## What you should do
List all lines of the data that include the string "icon".

## Supplied material
┌──

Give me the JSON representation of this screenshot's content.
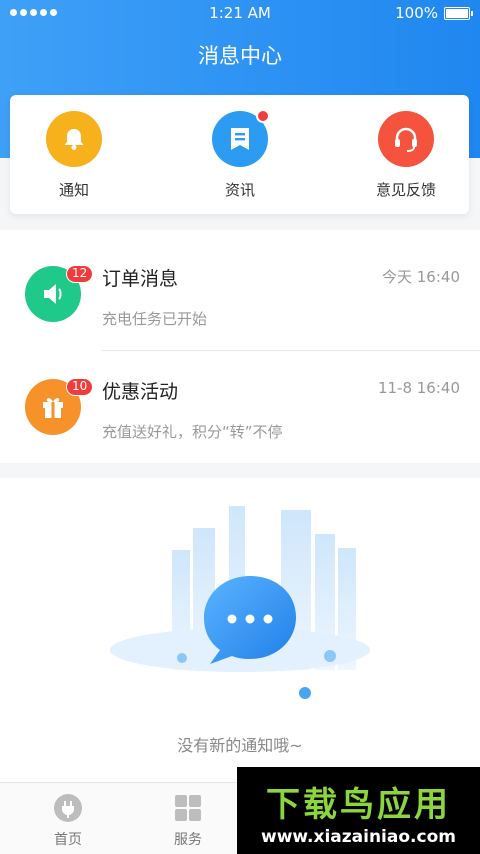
{
  "status_bar": {
    "time": "1:21 AM",
    "battery": "100%"
  },
  "header": {
    "title": "消息中心"
  },
  "quick_actions": [
    {
      "label": "通知",
      "icon": "bell-icon",
      "color": "#f7b11c"
    },
    {
      "label": "资讯",
      "icon": "news-icon",
      "color": "#2b9cf2",
      "has_dot": true
    },
    {
      "label": "意见反馈",
      "icon": "headset-icon",
      "color": "#f5533d"
    }
  ],
  "messages": [
    {
      "title": "订单消息",
      "subtitle": "充电任务已开始",
      "time": "今天 16:40",
      "badge": "12",
      "icon": "speaker-icon",
      "color": "#1fc98a"
    },
    {
      "title": "优惠活动",
      "subtitle": "充值送好礼，积分“转”不停",
      "time": "11-8 16:40",
      "badge": "10",
      "icon": "gift-icon",
      "color": "#f7922a"
    }
  ],
  "empty_state": {
    "text": "没有新的通知哦~"
  },
  "tabbar": {
    "items": [
      {
        "label": "首页",
        "icon": "plug-icon"
      },
      {
        "label": "服务",
        "icon": "grid-icon"
      }
    ]
  },
  "watermark": {
    "logo": "下载鸟应用",
    "url": "www.xiazainiao.com"
  }
}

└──

## Response for this exercise
      "icon": "bell-icon",
      "icon": "news-icon",
      "icon": "headset-icon",
      "icon": "speaker-icon",
      "icon": "gift-icon",
        "icon": "plug-icon"
        "icon": "grid-icon"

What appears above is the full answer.